The Illinois Senate and House of Representatives both took up pension law changes during the week of March 18-22, but the measures considered still contain serious constitutional flaws and questionable policy proposals
The pension changes were viewed as “test votes” that could help define the final parameters of any reforms that may ultimately be sent to the Governor. I did not support the measures, which use unconstitutional provisions to cut retirement benefits rather than adopt true reforms to the state’s retirement systems.
The Illinois Senate approved a very narrow measure – Senate Bill 1 – that would only impact active teachers outside the city of Chicago. Retired teachers, state employees, university employees, Chicago teachers, General Assembly members and judges were not included in the bill.
Senate Bill 1 is a piecemeal approach to a problem that has over-arching consequences for all Illinoisans. It was approved on a partisan roll call with no Republicans voting for it. It was particularly troubling that the measure cut benefits earned by teachers, but left the General Assembly’s pensions untouched.
A more sweeping proposal – Senate Bill 35 – failed to garner sufficient support in the Senate. That bill reduced benefits that have already been earned by teachers and public employees, something that opponents view as a clear violation of the Illinois Constitution.

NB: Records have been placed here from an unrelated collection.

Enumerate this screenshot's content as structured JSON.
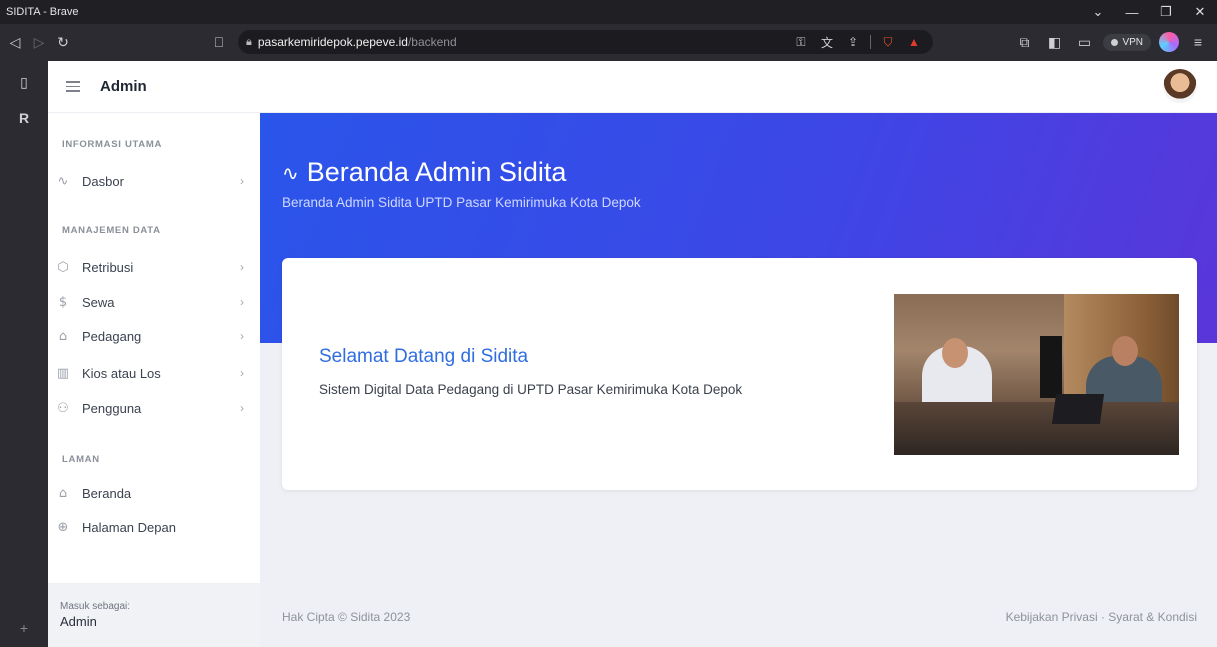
{
  "browser": {
    "window_title": "SIDITA - Brave",
    "url_host": "pasarkemiridepok.pepeve.id",
    "url_path": "/backend",
    "vpn_label": "VPN",
    "controls": {
      "minimize": "—",
      "restore": "❐",
      "close": "✕",
      "dropdown": "⌄"
    }
  },
  "header": {
    "title": "Admin"
  },
  "sidebar": {
    "sections": [
      {
        "title": "INFORMASI UTAMA"
      },
      {
        "title": "MANAJEMEN DATA"
      },
      {
        "title": "LAMAN"
      }
    ],
    "items": [
      {
        "label": "Dasbor",
        "icon": "activity-icon",
        "has_submenu": true
      },
      {
        "label": "Retribusi",
        "icon": "box-icon",
        "has_submenu": true
      },
      {
        "label": "Sewa",
        "icon": "dollar-icon",
        "has_submenu": true
      },
      {
        "label": "Pedagang",
        "icon": "store-icon",
        "has_submenu": true
      },
      {
        "label": "Kios atau Los",
        "icon": "map-icon",
        "has_submenu": true
      },
      {
        "label": "Pengguna",
        "icon": "users-icon",
        "has_submenu": true
      },
      {
        "label": "Beranda",
        "icon": "home-icon",
        "has_submenu": false
      },
      {
        "label": "Halaman Depan",
        "icon": "globe-icon",
        "has_submenu": false
      }
    ],
    "footer": {
      "caption": "Masuk sebagai:",
      "user": "Admin"
    }
  },
  "hero": {
    "title": "Beranda Admin Sidita",
    "subtitle": "Beranda Admin Sidita UPTD Pasar Kemirimuka Kota Depok"
  },
  "welcome_card": {
    "title": "Selamat Datang di Sidita",
    "description": "Sistem Digital Data Pedagang di UPTD Pasar Kemirimuka Kota Depok"
  },
  "footer": {
    "copyright": "Hak Cipta © Sidita 2023",
    "links": "Kebijakan Privasi · Syarat & Kondisi"
  },
  "colors": {
    "hero_gradient_start": "#2a55ea",
    "hero_gradient_end": "#5936da",
    "card_title": "#2f6de0",
    "sidebar_bg": "#ffffff",
    "page_bg": "#eef0f5"
  }
}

The House also approved a pension change that would limit cost-of-living adjustments (COLA) paid to all retirees. Because the measure affects retirement benefits that have already been earned, opponents said it likely would fail the same constitutional test as other measures. The measure also exempts judges from the reductions, although a constitutional law expert had earlier told a Senate Committee that there was no legal reason to exempt judges.
Under House Bill 1165, retired workers would be limited to a cost of living increase of $750 for those who do not receive Social Security benefits and $600 for those covered by Social Security.
One measure that did pass the Senate with strong bipartisan support was Senate Bill 1224, which would end the practice of allowing persons to use unused vacation and sick time to boost their pensions when they retire. The measure, which passed 53-0, would apply only to new hires.
Earlier in the month, the House sent the Senate measures that would increase the retirement age to 67 (House Bill 1166) and cap pensionable income at about $113,000 (House Bill 1154).
It was disappointing that Governor Quinn didn’t bother coming to Springfield during the debate, despite having said he “was put on earth” to solve the pension problem.
Lawmakers spent much of the week in committees reviewing hundreds of bills to meet a March 22 deadline to move them to the Senate.
One critical measure that remained in committee is a much-needed reform of the state’s workers’ compensation laws to assure that a genuine tie between the workplace and the injury exists. Illinois has long been plagued by a system in which employers are forced to cover injuries under the worker’s compensation system, even if the injury had little or nothing to do with the employee’s job
Senate Bill 2307 would establish “causation” standards in Illinois that would be used to determine if an injury was actually caused by work conditions or occurred on the job. The lack of such standards has been cited by businesses as a major reason why Illinois’ workers’ compensation costs are higher than competing states. Even the Illinois Attorney General has issued a report calling for reform, citing the causation issue as a major factor in driving up workers’ compensation costs for the state.
In other action during the week, the Senate passed a number of bills, including:
EPA Reports (SB 33): Allows the Illinois Environmental Protection Agency to require that drinking water quality test data be submitted electronically rather than filing paper copies.
Nursing Home Notices (SB 1197): Requires nursing homes to fully inform prospective residents and their families of their obligations to comply with federal spousal impoverishment disclosure requirements and the potential for denial of Medicaid for failure to comply.
Sexually Violent Offenders (SB 93): Allows for sexually-violent persons to be temporarily housed in a distinct portion of the Chester Mental Health Center. The temporary housing is needed while permanent facilities at Rushville are undergoing renovations to expand capacity. The temporary housing must be closed by June 30, 2015.